            Nevertheless, Vitachevo remains the main focus of conservation effort for vultures in Macedonia and it serves several ecological purposes. By providing a safe, regular food source for vultures, it reduces the ever-present risk of poisoning while also providing a valuable food source for other endangered raptors, notably golden eagles, kites and buzzards. It also enables local livestock farmers to dispose of unwanted carcases in an environmentally-friendly way and it serves as a fulcrum for awareness in the local community on conservation issues. In addition, vultures from neighbouring Bulgaria, Greece and Serbia are often seen at the site and so observations can help document the movement of regional vulture populations.


            Although vultures’ natural role as scavengers can be disconcerting to some observers, when viewed in their natural habitat, their presence often borders on the sublime. My own response mirrors that of the Collector in J.G. Farrell’s novel The Siege of Krishnapur (1973):


The Collector was fond of vultures and did not share the usual view of them as sinister and ominous creatures. By their diligent eating of carcases they had probably spared the garrison an epidemic or a pestilence, but that was not what the Collector liked about them . . . though clumsy on the ground, their flight was extraordinarily graceful. They climbed higher than any other birds, it seemed; they ascended into the limitless blue until they became lost to sight or mere specks, drifting round and round in a free flight in which their wings scarcely seemed to move. They more resembled fish than birds, gliding in gentle circles in a clear pool of infinite depth. The Collector would have liked to watch them all day. Their flight absorbed him completely. He thought of nothing while he watched them, he shed his own worries and experienced their freedom, no longer bound by his own dull, weak body.








I would like to especially thank Emanuel and Svetlana Lisichanets and their family for their generous hospitality during many visits to Kavadarci and for making possible bird-watching trips in Macedonia and in Bulgaria and Greece. I would also like to thank the following conservationists for generously sharing their expertise on vultures with me: Jovan Andevski, Jana Barsova and the staff at the Vulture Centre (Madharovo, Bulgaria), Stoyan Nikolov, Hristo Peshev, Ksenija Putilin, Emilian Stoynov and José Tavares.






Jovan Andevski, ed., Vulture Conservation in the Balkan Peninsula and Adjacent Regions: 10 Years of Vulture Research and Conservation (Vulture Conservation Foundation, 2013)

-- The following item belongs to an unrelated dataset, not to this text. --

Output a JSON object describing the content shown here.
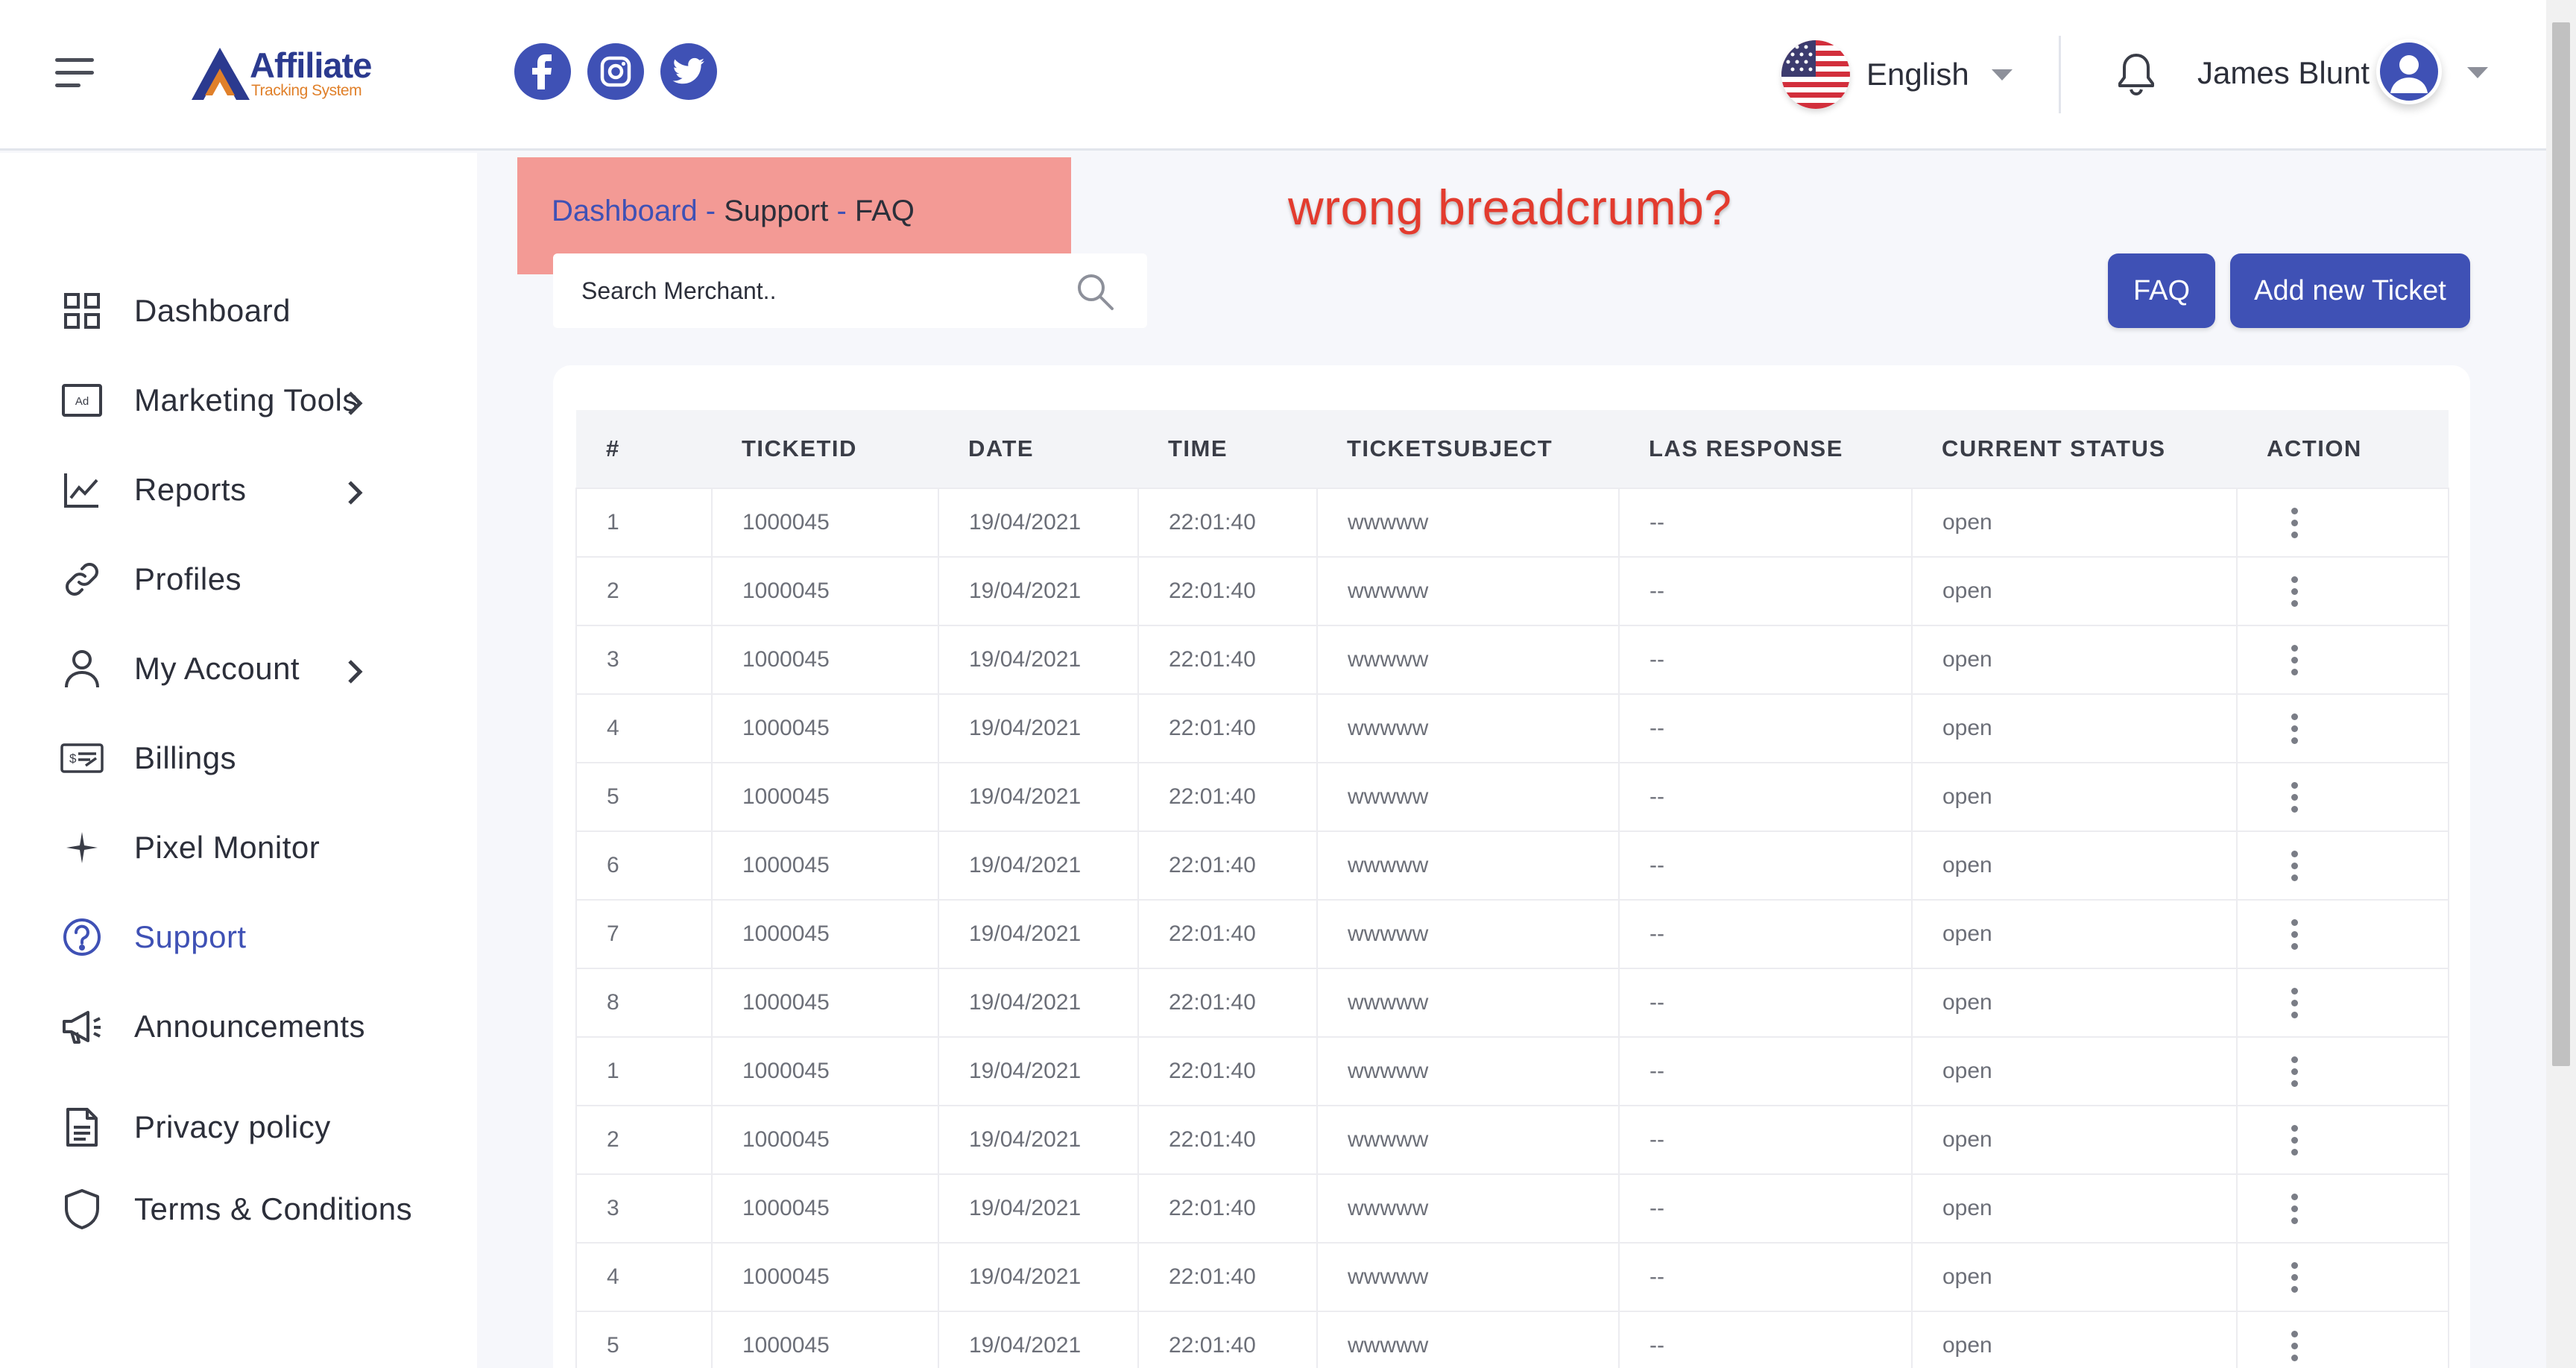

J.G. Farrell, The Siege of Krishnapur (Fontana, 1985)


Thom Van Dooren, Vulture (Reaktion, 2012)






International Vulture Awareness Day


Vulture Conservation Foundation


Macedonian Ecological Society


Recovery of the Populations of Large European Vultures in Bulgaria


Return of the Neophron


Bright Future for Black Vultures


The Fund for Wild Flora and Fauna (FWFF) / Life for Kresna Gorge


Bulgarian Society for the Protection of Birds (BSPB)


Balkan Vultures


Benjamin Keatinge is a Visiting Research Fellow at Trinity College Dublin. He has co-edited France and Ireland in the Public Imagination with Mary Pierse (Peter Lang, 2014) and Other Edens: The Life and Work of Brian Coffey with Aengus Woods (Irish Academic Press, 2010) and he has published widely on contemporary Irish poetry. He is currently editing a volume of essays on Richard Murphy titled Making Integral: Critical Essays on Richard Murphy which is forthcoming from Cork University Press. From 2007 to 2016 he worked as Assistant/Associate Professor of British and Irish Literature at South East European University, Macedonia and he has traveled widely in the Balkans. In 2016 he received a special award from the Macedonian Ecological Society for his contribution to vulture conservation in Macedonia. His poetry has previously appeared in Icarus and Kore Broadsheets, both publications based at TCD.